(Items listed in a dataset)
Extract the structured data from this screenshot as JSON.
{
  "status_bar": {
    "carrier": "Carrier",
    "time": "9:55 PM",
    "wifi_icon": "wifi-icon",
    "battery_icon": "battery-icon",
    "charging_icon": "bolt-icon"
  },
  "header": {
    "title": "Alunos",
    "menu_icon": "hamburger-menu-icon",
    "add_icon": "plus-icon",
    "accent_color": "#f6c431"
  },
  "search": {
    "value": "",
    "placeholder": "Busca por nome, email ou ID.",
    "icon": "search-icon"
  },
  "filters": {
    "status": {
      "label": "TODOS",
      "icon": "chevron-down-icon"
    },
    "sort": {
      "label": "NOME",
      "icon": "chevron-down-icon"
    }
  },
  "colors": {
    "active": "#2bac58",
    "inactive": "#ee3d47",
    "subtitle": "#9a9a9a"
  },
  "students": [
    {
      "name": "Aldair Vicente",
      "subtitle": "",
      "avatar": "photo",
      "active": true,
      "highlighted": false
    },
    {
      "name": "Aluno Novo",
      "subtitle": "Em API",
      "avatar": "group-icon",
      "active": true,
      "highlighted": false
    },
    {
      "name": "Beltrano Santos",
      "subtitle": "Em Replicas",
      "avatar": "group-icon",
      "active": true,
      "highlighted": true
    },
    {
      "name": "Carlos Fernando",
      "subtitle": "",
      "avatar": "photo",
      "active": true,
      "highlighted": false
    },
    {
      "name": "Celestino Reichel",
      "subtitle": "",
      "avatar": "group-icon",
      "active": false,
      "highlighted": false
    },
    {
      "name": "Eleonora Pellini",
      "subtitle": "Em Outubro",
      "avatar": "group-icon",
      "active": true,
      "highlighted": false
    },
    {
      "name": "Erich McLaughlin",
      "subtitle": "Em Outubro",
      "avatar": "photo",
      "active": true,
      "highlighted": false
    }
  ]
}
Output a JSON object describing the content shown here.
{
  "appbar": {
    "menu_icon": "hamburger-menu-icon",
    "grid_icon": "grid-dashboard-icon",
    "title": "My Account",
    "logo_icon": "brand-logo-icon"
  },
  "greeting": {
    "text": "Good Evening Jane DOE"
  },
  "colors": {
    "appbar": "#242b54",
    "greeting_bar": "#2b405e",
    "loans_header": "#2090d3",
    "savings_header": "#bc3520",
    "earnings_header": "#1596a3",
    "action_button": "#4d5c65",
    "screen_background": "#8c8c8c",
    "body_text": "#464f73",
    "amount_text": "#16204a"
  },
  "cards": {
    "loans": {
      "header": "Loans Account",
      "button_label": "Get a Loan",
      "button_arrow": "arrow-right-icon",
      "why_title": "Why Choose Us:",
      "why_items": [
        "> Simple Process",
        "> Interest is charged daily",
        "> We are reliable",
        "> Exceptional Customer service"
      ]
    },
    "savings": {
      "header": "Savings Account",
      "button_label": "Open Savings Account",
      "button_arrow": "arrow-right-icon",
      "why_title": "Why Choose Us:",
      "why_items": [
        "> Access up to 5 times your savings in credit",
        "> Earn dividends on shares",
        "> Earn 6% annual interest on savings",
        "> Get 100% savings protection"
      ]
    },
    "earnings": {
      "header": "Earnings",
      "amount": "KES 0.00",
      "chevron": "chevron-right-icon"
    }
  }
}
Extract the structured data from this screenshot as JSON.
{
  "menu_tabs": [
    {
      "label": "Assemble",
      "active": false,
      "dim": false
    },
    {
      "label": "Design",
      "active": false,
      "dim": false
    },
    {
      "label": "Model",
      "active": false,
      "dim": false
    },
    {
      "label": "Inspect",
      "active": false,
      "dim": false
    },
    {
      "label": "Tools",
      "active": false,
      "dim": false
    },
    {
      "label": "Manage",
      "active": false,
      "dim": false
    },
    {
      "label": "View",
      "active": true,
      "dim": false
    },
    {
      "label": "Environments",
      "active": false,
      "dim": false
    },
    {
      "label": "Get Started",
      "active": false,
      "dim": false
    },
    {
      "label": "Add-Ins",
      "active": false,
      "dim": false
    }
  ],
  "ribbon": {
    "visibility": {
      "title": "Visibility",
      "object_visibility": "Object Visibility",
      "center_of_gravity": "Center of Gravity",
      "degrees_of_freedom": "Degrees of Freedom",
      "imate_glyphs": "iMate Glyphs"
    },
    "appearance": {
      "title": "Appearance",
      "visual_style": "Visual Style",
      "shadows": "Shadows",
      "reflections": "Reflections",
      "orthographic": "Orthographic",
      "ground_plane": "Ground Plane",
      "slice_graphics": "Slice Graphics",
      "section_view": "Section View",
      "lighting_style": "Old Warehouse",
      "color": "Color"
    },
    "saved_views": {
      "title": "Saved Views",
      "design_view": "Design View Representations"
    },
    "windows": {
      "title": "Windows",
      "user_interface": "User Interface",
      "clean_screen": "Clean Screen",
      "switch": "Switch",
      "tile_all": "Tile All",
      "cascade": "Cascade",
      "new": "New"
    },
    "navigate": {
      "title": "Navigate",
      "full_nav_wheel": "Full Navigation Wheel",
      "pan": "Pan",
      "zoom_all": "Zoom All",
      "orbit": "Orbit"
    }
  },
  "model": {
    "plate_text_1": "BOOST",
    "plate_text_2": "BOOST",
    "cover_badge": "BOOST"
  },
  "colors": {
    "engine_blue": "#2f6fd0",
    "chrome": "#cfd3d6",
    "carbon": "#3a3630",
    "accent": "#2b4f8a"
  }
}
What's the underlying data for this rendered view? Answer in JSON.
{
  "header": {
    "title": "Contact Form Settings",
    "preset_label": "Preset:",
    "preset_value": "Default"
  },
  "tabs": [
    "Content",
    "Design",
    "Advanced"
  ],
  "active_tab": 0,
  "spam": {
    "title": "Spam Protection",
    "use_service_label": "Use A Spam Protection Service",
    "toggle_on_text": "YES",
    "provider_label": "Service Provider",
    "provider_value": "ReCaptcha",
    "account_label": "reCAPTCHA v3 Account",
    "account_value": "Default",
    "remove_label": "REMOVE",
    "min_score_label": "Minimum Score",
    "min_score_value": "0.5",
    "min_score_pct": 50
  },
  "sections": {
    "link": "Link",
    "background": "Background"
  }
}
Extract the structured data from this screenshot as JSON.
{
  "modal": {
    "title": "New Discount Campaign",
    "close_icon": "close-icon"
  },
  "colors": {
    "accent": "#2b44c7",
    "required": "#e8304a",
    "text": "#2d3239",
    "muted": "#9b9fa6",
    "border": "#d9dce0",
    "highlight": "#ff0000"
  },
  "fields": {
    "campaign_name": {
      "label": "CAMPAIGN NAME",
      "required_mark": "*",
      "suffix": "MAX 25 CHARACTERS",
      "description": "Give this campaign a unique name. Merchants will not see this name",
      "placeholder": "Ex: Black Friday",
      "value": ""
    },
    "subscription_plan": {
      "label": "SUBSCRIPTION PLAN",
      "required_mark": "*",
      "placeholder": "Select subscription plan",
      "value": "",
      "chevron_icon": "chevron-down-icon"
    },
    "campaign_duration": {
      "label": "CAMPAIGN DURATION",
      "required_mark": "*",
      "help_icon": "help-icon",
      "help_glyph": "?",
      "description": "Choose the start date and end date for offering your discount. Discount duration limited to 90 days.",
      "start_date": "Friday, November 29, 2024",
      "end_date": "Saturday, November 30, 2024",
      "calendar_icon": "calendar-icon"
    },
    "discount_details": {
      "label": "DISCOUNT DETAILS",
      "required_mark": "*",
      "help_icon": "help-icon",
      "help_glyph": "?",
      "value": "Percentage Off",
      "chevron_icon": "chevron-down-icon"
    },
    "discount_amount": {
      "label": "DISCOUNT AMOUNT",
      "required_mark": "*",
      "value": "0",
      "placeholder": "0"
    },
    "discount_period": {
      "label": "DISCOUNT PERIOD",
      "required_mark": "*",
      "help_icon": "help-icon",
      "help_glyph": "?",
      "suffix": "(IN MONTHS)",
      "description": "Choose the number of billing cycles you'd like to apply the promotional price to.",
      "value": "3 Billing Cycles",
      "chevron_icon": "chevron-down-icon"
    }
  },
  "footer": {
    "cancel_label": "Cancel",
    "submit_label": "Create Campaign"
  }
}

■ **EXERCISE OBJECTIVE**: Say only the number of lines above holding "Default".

■ **PROBLEM SOLUTION**: 2